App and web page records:
Content starts
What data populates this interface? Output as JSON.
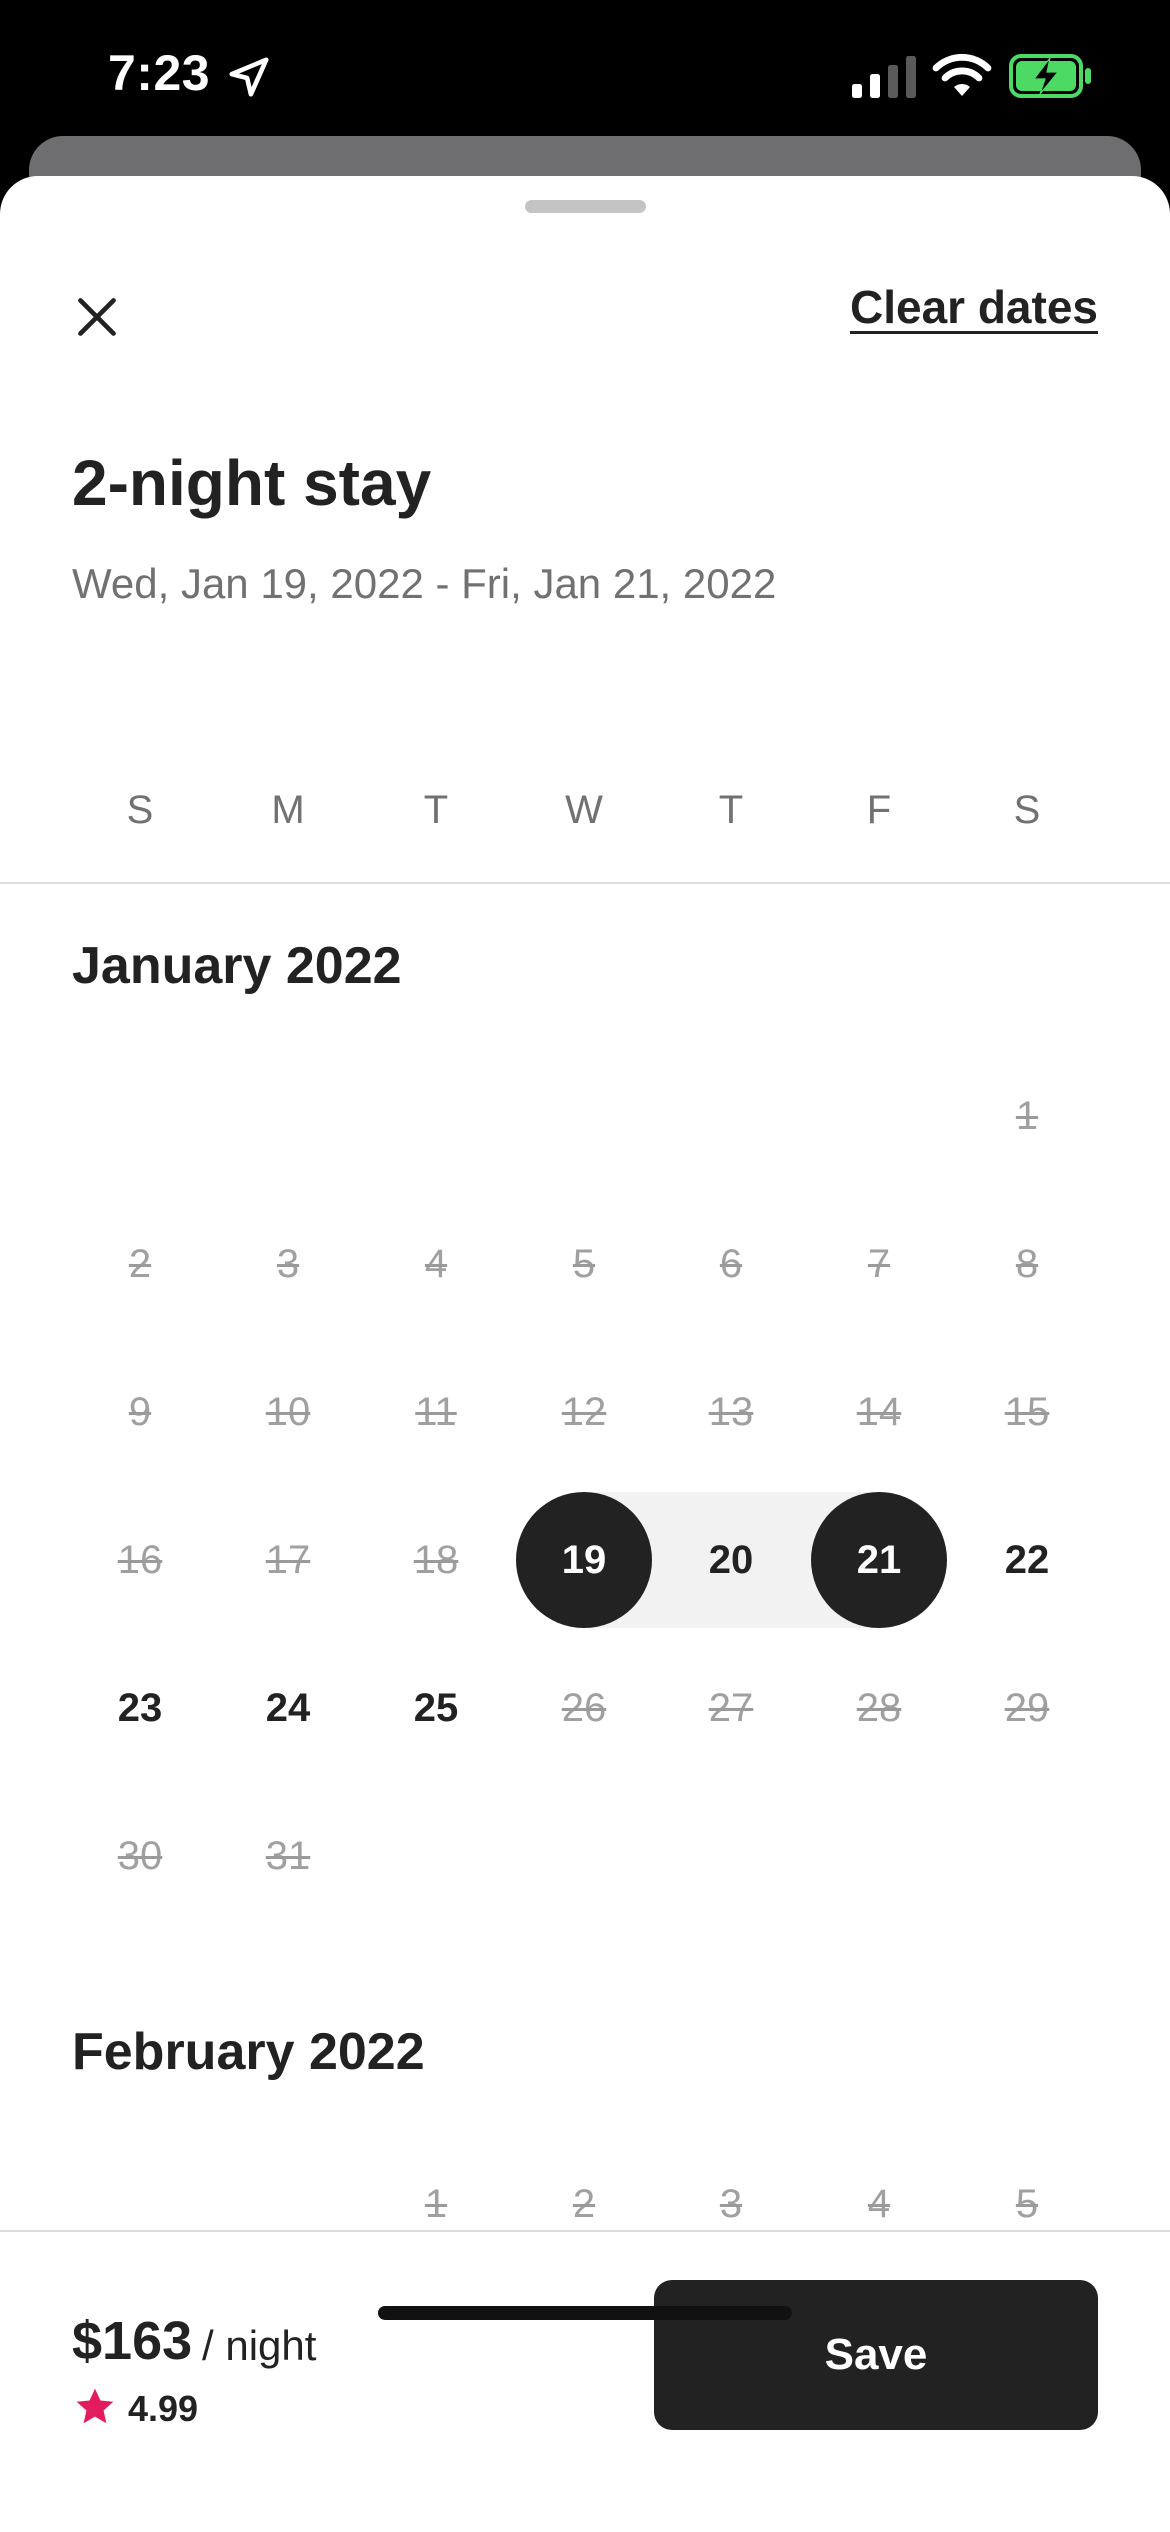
{
  "status_bar": {
    "time": "7:23",
    "icons": [
      "location-arrow-icon",
      "cellular-signal-icon",
      "wifi-icon",
      "battery-charging-icon"
    ]
  },
  "header": {
    "close_icon": "close-icon",
    "clear_dates_label": "Clear dates"
  },
  "stay": {
    "title": "2-night stay",
    "range": "Wed, Jan 19, 2022 - Fri, Jan 21, 2022"
  },
  "weekdays": [
    "S",
    "M",
    "T",
    "W",
    "T",
    "F",
    "S"
  ],
  "months": [
    {
      "title": "January 2022",
      "weeks": [
        [
          null,
          null,
          null,
          null,
          null,
          null,
          {
            "day": "1",
            "state": "blocked"
          }
        ],
        [
          {
            "day": "2",
            "state": "blocked"
          },
          {
            "day": "3",
            "state": "blocked"
          },
          {
            "day": "4",
            "state": "blocked"
          },
          {
            "day": "5",
            "state": "blocked"
          },
          {
            "day": "6",
            "state": "blocked"
          },
          {
            "day": "7",
            "state": "blocked"
          },
          {
            "day": "8",
            "state": "blocked"
          }
        ],
        [
          {
            "day": "9",
            "state": "blocked"
          },
          {
            "day": "10",
            "state": "blocked"
          },
          {
            "day": "11",
            "state": "blocked"
          },
          {
            "day": "12",
            "state": "blocked"
          },
          {
            "day": "13",
            "state": "blocked"
          },
          {
            "day": "14",
            "state": "blocked"
          },
          {
            "day": "15",
            "state": "blocked"
          }
        ],
        [
          {
            "day": "16",
            "state": "blocked"
          },
          {
            "day": "17",
            "state": "blocked"
          },
          {
            "day": "18",
            "state": "blocked"
          },
          {
            "day": "19",
            "state": "selected"
          },
          {
            "day": "20",
            "state": "in-range"
          },
          {
            "day": "21",
            "state": "selected"
          },
          {
            "day": "22",
            "state": "available"
          }
        ],
        [
          {
            "day": "23",
            "state": "available"
          },
          {
            "day": "24",
            "state": "available"
          },
          {
            "day": "25",
            "state": "available"
          },
          {
            "day": "26",
            "state": "blocked"
          },
          {
            "day": "27",
            "state": "blocked"
          },
          {
            "day": "28",
            "state": "blocked"
          },
          {
            "day": "29",
            "state": "blocked"
          }
        ],
        [
          {
            "day": "30",
            "state": "blocked"
          },
          {
            "day": "31",
            "state": "blocked"
          },
          null,
          null,
          null,
          null,
          null
        ]
      ]
    },
    {
      "title": "February 2022",
      "weeks": [
        [
          null,
          null,
          {
            "day": "1",
            "state": "blocked"
          },
          {
            "day": "2",
            "state": "blocked"
          },
          {
            "day": "3",
            "state": "blocked"
          },
          {
            "day": "4",
            "state": "blocked"
          },
          {
            "day": "5",
            "state": "blocked"
          }
        ]
      ]
    }
  ],
  "footer": {
    "price": "$163",
    "per_night": "/ night",
    "rating": "4.99",
    "star_color": "#E31C5F",
    "save_label": "Save"
  }
}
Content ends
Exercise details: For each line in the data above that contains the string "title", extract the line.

Answer to the exercise:
    "title": "2-night stay",
      "title": "January 2022",
      "title": "February 2022",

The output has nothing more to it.